Exercise objective
Copy each of the records exactly.

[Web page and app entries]
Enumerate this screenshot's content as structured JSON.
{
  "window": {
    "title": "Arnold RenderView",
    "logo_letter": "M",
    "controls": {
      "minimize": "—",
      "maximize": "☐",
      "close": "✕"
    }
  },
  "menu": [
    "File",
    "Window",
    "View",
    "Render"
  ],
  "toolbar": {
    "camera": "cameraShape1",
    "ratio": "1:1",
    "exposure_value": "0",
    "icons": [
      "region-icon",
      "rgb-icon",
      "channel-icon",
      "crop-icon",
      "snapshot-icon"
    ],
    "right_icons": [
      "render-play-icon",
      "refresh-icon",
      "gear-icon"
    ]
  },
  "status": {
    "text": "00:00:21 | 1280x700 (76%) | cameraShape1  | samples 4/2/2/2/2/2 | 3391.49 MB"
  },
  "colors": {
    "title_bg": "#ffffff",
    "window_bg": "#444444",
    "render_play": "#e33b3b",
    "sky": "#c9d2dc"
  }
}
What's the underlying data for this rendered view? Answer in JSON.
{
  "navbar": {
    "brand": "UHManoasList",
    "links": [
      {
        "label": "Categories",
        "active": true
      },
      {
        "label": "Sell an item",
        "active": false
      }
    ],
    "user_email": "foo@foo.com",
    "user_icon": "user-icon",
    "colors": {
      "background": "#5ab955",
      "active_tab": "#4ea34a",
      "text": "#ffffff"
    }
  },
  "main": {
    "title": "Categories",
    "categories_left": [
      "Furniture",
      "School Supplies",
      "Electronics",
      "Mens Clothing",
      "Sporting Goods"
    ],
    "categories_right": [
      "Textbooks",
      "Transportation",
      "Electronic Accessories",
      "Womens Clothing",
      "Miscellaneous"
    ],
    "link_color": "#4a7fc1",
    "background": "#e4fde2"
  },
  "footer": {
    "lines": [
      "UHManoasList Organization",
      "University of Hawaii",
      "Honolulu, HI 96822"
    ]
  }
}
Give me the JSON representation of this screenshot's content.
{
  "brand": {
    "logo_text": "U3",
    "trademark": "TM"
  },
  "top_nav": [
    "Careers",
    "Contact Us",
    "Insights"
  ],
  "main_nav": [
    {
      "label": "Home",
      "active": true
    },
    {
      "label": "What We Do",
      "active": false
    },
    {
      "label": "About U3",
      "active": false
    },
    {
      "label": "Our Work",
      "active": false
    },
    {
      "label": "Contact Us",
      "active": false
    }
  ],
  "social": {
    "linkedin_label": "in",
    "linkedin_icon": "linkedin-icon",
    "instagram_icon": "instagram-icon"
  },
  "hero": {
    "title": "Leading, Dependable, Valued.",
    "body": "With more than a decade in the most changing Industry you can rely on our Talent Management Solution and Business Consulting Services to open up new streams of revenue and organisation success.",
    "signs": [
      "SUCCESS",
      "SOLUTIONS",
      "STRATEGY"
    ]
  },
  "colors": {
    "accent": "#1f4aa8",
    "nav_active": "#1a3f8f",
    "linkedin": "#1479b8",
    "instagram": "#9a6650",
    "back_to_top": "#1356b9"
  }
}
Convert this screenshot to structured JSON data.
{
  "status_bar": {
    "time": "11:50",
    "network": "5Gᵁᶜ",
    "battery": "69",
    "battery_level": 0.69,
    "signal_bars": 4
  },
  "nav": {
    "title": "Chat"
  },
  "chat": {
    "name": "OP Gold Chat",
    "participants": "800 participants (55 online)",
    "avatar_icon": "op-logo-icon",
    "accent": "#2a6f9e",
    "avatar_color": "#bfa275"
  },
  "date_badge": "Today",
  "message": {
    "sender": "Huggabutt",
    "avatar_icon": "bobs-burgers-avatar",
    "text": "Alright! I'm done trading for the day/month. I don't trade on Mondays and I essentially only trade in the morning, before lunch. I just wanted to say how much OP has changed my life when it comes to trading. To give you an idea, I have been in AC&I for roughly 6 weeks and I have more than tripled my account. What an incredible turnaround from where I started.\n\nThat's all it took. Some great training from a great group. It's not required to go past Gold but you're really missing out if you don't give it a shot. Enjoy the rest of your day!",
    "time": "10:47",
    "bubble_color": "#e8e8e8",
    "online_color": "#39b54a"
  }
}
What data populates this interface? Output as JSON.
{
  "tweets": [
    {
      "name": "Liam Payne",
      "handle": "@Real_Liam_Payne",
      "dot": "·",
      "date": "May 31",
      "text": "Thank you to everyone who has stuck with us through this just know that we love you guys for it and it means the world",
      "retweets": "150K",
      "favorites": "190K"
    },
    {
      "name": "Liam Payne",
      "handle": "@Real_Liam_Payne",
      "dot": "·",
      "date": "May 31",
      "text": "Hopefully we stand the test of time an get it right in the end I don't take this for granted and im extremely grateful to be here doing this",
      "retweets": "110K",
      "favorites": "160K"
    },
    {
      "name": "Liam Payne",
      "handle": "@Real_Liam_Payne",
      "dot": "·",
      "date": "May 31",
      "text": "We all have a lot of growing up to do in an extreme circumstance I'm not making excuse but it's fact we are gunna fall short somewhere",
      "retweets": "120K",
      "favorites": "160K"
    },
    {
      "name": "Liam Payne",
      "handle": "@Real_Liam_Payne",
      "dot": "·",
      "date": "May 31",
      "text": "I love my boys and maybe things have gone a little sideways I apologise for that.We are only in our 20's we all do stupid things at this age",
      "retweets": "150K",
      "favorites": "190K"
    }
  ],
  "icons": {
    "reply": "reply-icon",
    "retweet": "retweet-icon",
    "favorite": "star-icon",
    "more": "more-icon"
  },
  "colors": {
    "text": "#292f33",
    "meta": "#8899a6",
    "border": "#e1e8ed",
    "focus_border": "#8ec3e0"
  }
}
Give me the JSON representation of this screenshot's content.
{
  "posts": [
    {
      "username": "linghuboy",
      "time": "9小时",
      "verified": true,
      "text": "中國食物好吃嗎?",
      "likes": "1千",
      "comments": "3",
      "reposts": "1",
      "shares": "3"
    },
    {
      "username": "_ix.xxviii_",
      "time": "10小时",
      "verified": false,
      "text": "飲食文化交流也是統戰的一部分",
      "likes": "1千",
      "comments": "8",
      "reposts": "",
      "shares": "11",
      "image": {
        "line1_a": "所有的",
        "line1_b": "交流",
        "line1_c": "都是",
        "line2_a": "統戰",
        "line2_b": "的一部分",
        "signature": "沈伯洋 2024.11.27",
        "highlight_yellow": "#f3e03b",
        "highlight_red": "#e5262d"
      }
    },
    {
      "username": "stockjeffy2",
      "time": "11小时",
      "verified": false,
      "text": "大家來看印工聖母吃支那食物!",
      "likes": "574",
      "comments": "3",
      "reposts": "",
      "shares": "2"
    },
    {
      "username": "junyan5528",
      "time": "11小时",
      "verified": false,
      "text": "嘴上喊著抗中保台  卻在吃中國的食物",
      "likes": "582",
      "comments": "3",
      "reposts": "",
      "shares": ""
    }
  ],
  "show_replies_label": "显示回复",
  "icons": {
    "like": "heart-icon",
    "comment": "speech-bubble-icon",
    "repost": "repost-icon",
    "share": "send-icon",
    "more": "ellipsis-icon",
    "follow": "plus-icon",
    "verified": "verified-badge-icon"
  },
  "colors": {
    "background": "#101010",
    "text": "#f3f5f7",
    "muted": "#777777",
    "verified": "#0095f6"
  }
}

Result for this task
Enumerate this screenshot's content as structured JSON.
{
  "window": {
    "title": "Arnold RenderView",
    "logo_letter": "M",
    "controls": {
      "minimize": "—",
      "maximize": "☐",
      "close": "✕"
    }
  },
  "menu": [
    "File",
    "Window",
    "View",
    "Render"
  ],
  "toolbar": {
    "camera": "cameraShape1",
    "ratio": "1:1",
    "exposure_value": "0",
    "icons": [
      "region-icon",
      "rgb-icon",
      "channel-icon",
      "crop-icon",
      "snapshot-icon"
    ],
    "right_icons": [
      "render-play-icon",
      "refresh-icon",
      "gear-icon"
    ]
  },
  "status": {
    "text": "00:00:21 | 1280x700 (76%) | cameraShape1  | samples 4/2/2/2/2/2 | 3391.49 MB"
  },
  "colors": {
    "title_bg": "#ffffff",
    "window_bg": "#444444",
    "render_play": "#e33b3b",
    "sky": "#c9d2dc"
  }
}
What's the underlying data for this rendered view? Answer in JSON.
{
  "navbar": {
    "brand": "UHManoasList",
    "links": [
      {
        "label": "Categories",
        "active": true
      },
      {
        "label": "Sell an item",
        "active": false
      }
    ],
    "user_email": "foo@foo.com",
    "user_icon": "user-icon",
    "colors": {
      "background": "#5ab955",
      "active_tab": "#4ea34a",
      "text": "#ffffff"
    }
  },
  "main": {
    "title": "Categories",
    "categories_left": [
      "Furniture",
      "School Supplies",
      "Electronics",
      "Mens Clothing",
      "Sporting Goods"
    ],
    "categories_right": [
      "Textbooks",
      "Transportation",
      "Electronic Accessories",
      "Womens Clothing",
      "Miscellaneous"
    ],
    "link_color": "#4a7fc1",
    "background": "#e4fde2"
  },
  "footer": {
    "lines": [
      "UHManoasList Organization",
      "University of Hawaii",
      "Honolulu, HI 96822"
    ]
  }
}
Give me the JSON representation of this screenshot's content.
{
  "brand": {
    "logo_text": "U3",
    "trademark": "TM"
  },
  "top_nav": [
    "Careers",
    "Contact Us",
    "Insights"
  ],
  "main_nav": [
    {
      "label": "Home",
      "active": true
    },
    {
      "label": "What We Do",
      "active": false
    },
    {
      "label": "About U3",
      "active": false
    },
    {
      "label": "Our Work",
      "active": false
    },
    {
      "label": "Contact Us",
      "active": false
    }
  ],
  "social": {
    "linkedin_label": "in",
    "linkedin_icon": "linkedin-icon",
    "instagram_icon": "instagram-icon"
  },
  "hero": {
    "title": "Leading, Dependable, Valued.",
    "body": "With more than a decade in the most changing Industry you can rely on our Talent Management Solution and Business Consulting Services to open up new streams of revenue and organisation success.",
    "signs": [
      "SUCCESS",
      "SOLUTIONS",
      "STRATEGY"
    ]
  },
  "colors": {
    "accent": "#1f4aa8",
    "nav_active": "#1a3f8f",
    "linkedin": "#1479b8",
    "instagram": "#9a6650",
    "back_to_top": "#1356b9"
  }
}
Convert this screenshot to structured JSON data.
{
  "status_bar": {
    "time": "11:50",
    "network": "5Gᵁᶜ",
    "battery": "69",
    "battery_level": 0.69,
    "signal_bars": 4
  },
  "nav": {
    "title": "Chat"
  },
  "chat": {
    "name": "OP Gold Chat",
    "participants": "800 participants (55 online)",
    "avatar_icon": "op-logo-icon",
    "accent": "#2a6f9e",
    "avatar_color": "#bfa275"
  },
  "date_badge": "Today",
  "message": {
    "sender": "Huggabutt",
    "avatar_icon": "bobs-burgers-avatar",
    "text": "Alright! I'm done trading for the day/month. I don't trade on Mondays and I essentially only trade in the morning, before lunch. I just wanted to say how much OP has changed my life when it comes to trading. To give you an idea, I have been in AC&I for roughly 6 weeks and I have more than tripled my account. What an incredible turnaround from where I started.\n\nThat's all it took. Some great training from a great group. It's not required to go past Gold but you're really missing out if you don't give it a shot. Enjoy the rest of your day!",
    "time": "10:47",
    "bubble_color": "#e8e8e8",
    "online_color": "#39b54a"
  }
}
What data populates this interface? Output as JSON.
{
  "tweets": [
    {
      "name": "Liam Payne",
      "handle": "@Real_Liam_Payne",
      "dot": "·",
      "date": "May 31",
      "text": "Thank you to everyone who has stuck with us through this just know that we love you guys for it and it means the world",
      "retweets": "150K",
      "favorites": "190K"
    },
    {
      "name": "Liam Payne",
      "handle": "@Real_Liam_Payne",
      "dot": "·",
      "date": "May 31",
      "text": "Hopefully we stand the test of time an get it right in the end I don't take this for granted and im extremely grateful to be here doing this",
      "retweets": "110K",
      "favorites": "160K"
    },
    {
      "name": "Liam Payne",
      "handle": "@Real_Liam_Payne",
      "dot": "·",
      "date": "May 31",
      "text": "We all have a lot of growing up to do in an extreme circumstance I'm not making excuse but it's fact we are gunna fall short somewhere",
      "retweets": "120K",
      "favorites": "160K"
    },
    {
      "name": "Liam Payne",
      "handle": "@Real_Liam_Payne",
      "dot": "·",
      "date": "May 31",
      "text": "I love my boys and maybe things have gone a little sideways I apologise for that.We are only in our 20's we all do stupid things at this age",
      "retweets": "150K",
      "favorites": "190K"
    }
  ],
  "icons": {
    "reply": "reply-icon",
    "retweet": "retweet-icon",
    "favorite": "star-icon",
    "more": "more-icon"
  },
  "colors": {
    "text": "#292f33",
    "meta": "#8899a6",
    "border": "#e1e8ed",
    "focus_border": "#8ec3e0"
  }
}
Give me the JSON representation of this screenshot's content.
{
  "posts": [
    {
      "username": "linghuboy",
      "time": "9小时",
      "verified": true,
      "text": "中國食物好吃嗎?",
      "likes": "1千",
      "comments": "3",
      "reposts": "1",
      "shares": "3"
    },
    {
      "username": "_ix.xxviii_",
      "time": "10小时",
      "verified": false,
      "text": "飲食文化交流也是統戰的一部分",
      "likes": "1千",
      "comments": "8",
      "reposts": "",
      "shares": "11",
      "image": {
        "line1_a": "所有的",
        "line1_b": "交流",
        "line1_c": "都是",
        "line2_a": "統戰",
        "line2_b": "的一部分",
        "signature": "沈伯洋 2024.11.27",
        "highlight_yellow": "#f3e03b",
        "highlight_red": "#e5262d"
      }
    },
    {
      "username": "stockjeffy2",
      "time": "11小时",
      "verified": false,
      "text": "大家來看印工聖母吃支那食物!",
      "likes": "574",
      "comments": "3",
      "reposts": "",
      "shares": "2"
    },
    {
      "username": "junyan5528",
      "time": "11小时",
      "verified": false,
      "text": "嘴上喊著抗中保台  卻在吃中國的食物",
      "likes": "582",
      "comments": "3",
      "reposts": "",
      "shares": ""
    }
  ],
  "show_replies_label": "显示回复",
  "icons": {
    "like": "heart-icon",
    "comment": "speech-bubble-icon",
    "repost": "repost-icon",
    "share": "send-icon",
    "more": "ellipsis-icon",
    "follow": "plus-icon",
    "verified": "verified-badge-icon"
  },
  "colors": {
    "background": "#101010",
    "text": "#f3f5f7",
    "muted": "#777777",
    "verified": "#0095f6"
  }
}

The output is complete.